The University of Kansas is advising students and employees from the seven countries affected by President Donald Trump’s executive order on immigration to avoid international travel, for now.
On the 75th anniversary of the Japanese attack on Pearl Harbor, a University of Kansas war historian says it’s important to remember that the deadly ambush was not isolated.
It’s a proud day for a university when one of its alumni wins one of the planet’s most prestigious awards. On Friday, the University of Kansas community reacted to news that Colombian President Juan Manuel Santos, 65, a KU graduate, was awarded the Nobel Peace Prize for his years-long efforts to end Colombia’s 50-year civil war.
KU international trade law expert reacts to Brexit, says U.S. should prioritize trade agreement with Britain
"We should embrace the UK and welcome them in"
Brexit’s effects on trade will be felt by locales worldwide, and it may surprise some that that even includes Kansas, says an international trade law expert from Kansas University.
A suburban Kansas City nonprofit has sent an official team to Ecuador to determine what type of medical assistance the group can provide in the wake of the deadly earthquake.
It was 2009, and Rafael Acosta was at a party in his native Mexico dancing to a lively traditional corrido, when he realized this corrido wasn’t the old-fashioned kind. “Suddenly I paid attention to the lyrics of what I was dancing to,” said Acosta, an assistant professor of Spanish at Kansas University. “And there was a guy singing, ‘if you are not good for killing, you are good to be killed.’"
When the San Jose mine collapsed in August 2010 and left 33 workers trapped 2,000 feet beneath Chile’s Atacama Desert, it took the efforts of several Chilean government ministries, NASA, approximately a dozen multinational corporations and one quick-thinking Lawrence native to get them out. Selina Jackson, a 1984 graduate of Lawrence High School and 1988 alumna of Kansas University, helped facilitate the transportation of the 13-ton drilling equipment that brought the miners safely above ground in October 2010.
Area farmers have been making money on wheat crops thanks to a global grain shortage. Prices have jumped nearly $3 since the middle of the harvest after Russia announced it would ban grain exports for the rest of the year.

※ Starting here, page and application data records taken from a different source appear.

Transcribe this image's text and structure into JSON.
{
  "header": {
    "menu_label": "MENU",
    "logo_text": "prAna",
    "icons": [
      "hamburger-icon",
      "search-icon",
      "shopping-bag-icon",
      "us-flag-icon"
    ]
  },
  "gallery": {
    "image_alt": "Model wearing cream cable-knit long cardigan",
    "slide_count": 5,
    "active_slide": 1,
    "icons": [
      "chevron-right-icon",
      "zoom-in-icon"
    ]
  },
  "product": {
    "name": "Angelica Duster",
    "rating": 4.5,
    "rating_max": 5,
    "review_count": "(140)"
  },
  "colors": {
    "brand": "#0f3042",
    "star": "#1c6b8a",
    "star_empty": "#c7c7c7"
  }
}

After the most destructive earthquake in the country's history, local residents are trying to find out how their loved ones are doing. The earthquake destroyed much of the country's largest city.
The University of Kansas boasts one of the only Institutes for Haitian studies in the world. Experts are saying it's the worst disaster to ever hit the country and that the country may never recover.

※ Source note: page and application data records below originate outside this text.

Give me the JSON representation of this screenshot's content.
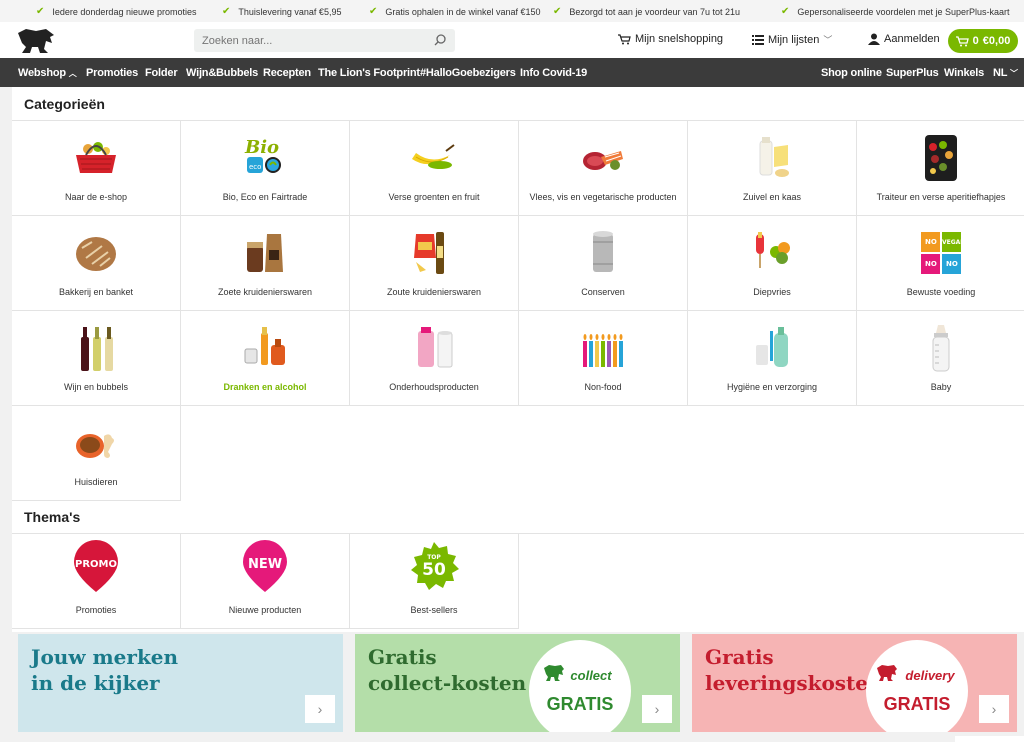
{
  "promo_strip": [
    "Iedere donderdag nieuwe promoties",
    "Thuislevering vanaf €5,95",
    "Gratis ophalen in de winkel vanaf €150",
    "Bezorgd tot aan je voordeur van 7u tot 21u",
    "Gepersonaliseerde voordelen met je SuperPlus-kaart"
  ],
  "header": {
    "search_placeholder": "Zoeken naar...",
    "quick_shopping": "Mijn snelshopping",
    "my_lists": "Mijn lijsten",
    "login": "Aanmelden",
    "cart_count": "0",
    "cart_total": "€0,00"
  },
  "nav": {
    "left": [
      "Webshop",
      "Promoties",
      "Folder",
      "Wijn&Bubbels",
      "Recepten",
      "The Lion's Footprint",
      "#HalloGoebezigers",
      "Info Covid-19"
    ],
    "right": [
      "Shop online",
      "SuperPlus",
      "Winkels",
      "NL"
    ]
  },
  "categories_title": "Categorieën",
  "categories": [
    {
      "label": "Naar de e-shop",
      "icon": "basket-icon"
    },
    {
      "label": "Bio, Eco en Fairtrade",
      "icon": "bio-eco-icon",
      "bio_text": "Bio",
      "eco_text": "eco"
    },
    {
      "label": "Verse groenten en fruit",
      "icon": "banana-icon"
    },
    {
      "label": "Vlees, vis en vegetarische producten",
      "icon": "meat-icon"
    },
    {
      "label": "Zuivel en kaas",
      "icon": "dairy-icon"
    },
    {
      "label": "Traiteur en verse aperitiefhapjes",
      "icon": "traiteur-icon"
    },
    {
      "label": "Bakkerij en banket",
      "icon": "bread-icon"
    },
    {
      "label": "Zoete kruidenierswaren",
      "icon": "sweet-grocery-icon"
    },
    {
      "label": "Zoute kruidenierswaren",
      "icon": "salty-grocery-icon"
    },
    {
      "label": "Conserven",
      "icon": "can-icon"
    },
    {
      "label": "Diepvries",
      "icon": "frozen-icon"
    },
    {
      "label": "Bewuste voeding",
      "icon": "conscious-food-icon",
      "tiles": [
        "NO",
        "VEGAN",
        "NO",
        "NO"
      ]
    },
    {
      "label": "Wijn en bubbels",
      "icon": "wine-icon"
    },
    {
      "label": "Dranken en alcohol",
      "icon": "drinks-icon",
      "highlight": true
    },
    {
      "label": "Onderhoudsproducten",
      "icon": "cleaning-icon"
    },
    {
      "label": "Non-food",
      "icon": "candles-icon"
    },
    {
      "label": "Hygiëne en verzorging",
      "icon": "hygiene-icon"
    },
    {
      "label": "Baby",
      "icon": "baby-bottle-icon"
    },
    {
      "label": "Huisdieren",
      "icon": "pet-icon"
    }
  ],
  "themes_title": "Thema's",
  "themes": [
    {
      "label": "Promoties",
      "badge": "PROMO",
      "icon": "promo-badge-icon"
    },
    {
      "label": "Nieuwe producten",
      "badge": "NEW",
      "icon": "new-badge-icon"
    },
    {
      "label": "Best-sellers",
      "badge_top": "TOP",
      "badge": "50",
      "icon": "top50-badge-icon"
    }
  ],
  "banners": [
    {
      "line1": "Jouw merken",
      "line2": "in de kijker",
      "bg": "#cfe6ec",
      "color": "#1a7a8a"
    },
    {
      "line1": "Gratis",
      "line2": "collect-kosten",
      "bg": "#b4dea9",
      "color": "#2f6b2f",
      "circle_top": "collect",
      "circle_bottom": "GRATIS"
    },
    {
      "line1": "Gratis",
      "line2": "leveringskosten",
      "bg": "#f6b4b4",
      "color": "#c41d2e",
      "circle_top": "delivery",
      "circle_bottom": "GRATIS"
    }
  ],
  "colors": {
    "accent": "#7ab800",
    "nav_bg": "#3b3b3b",
    "promo_red": "#d6163a",
    "new_pink": "#e5197a"
  }
}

According to a Kremlin spokeswoman, the 76-year-old former Russian President Boris Yeltsin died of cardio-vascular problems.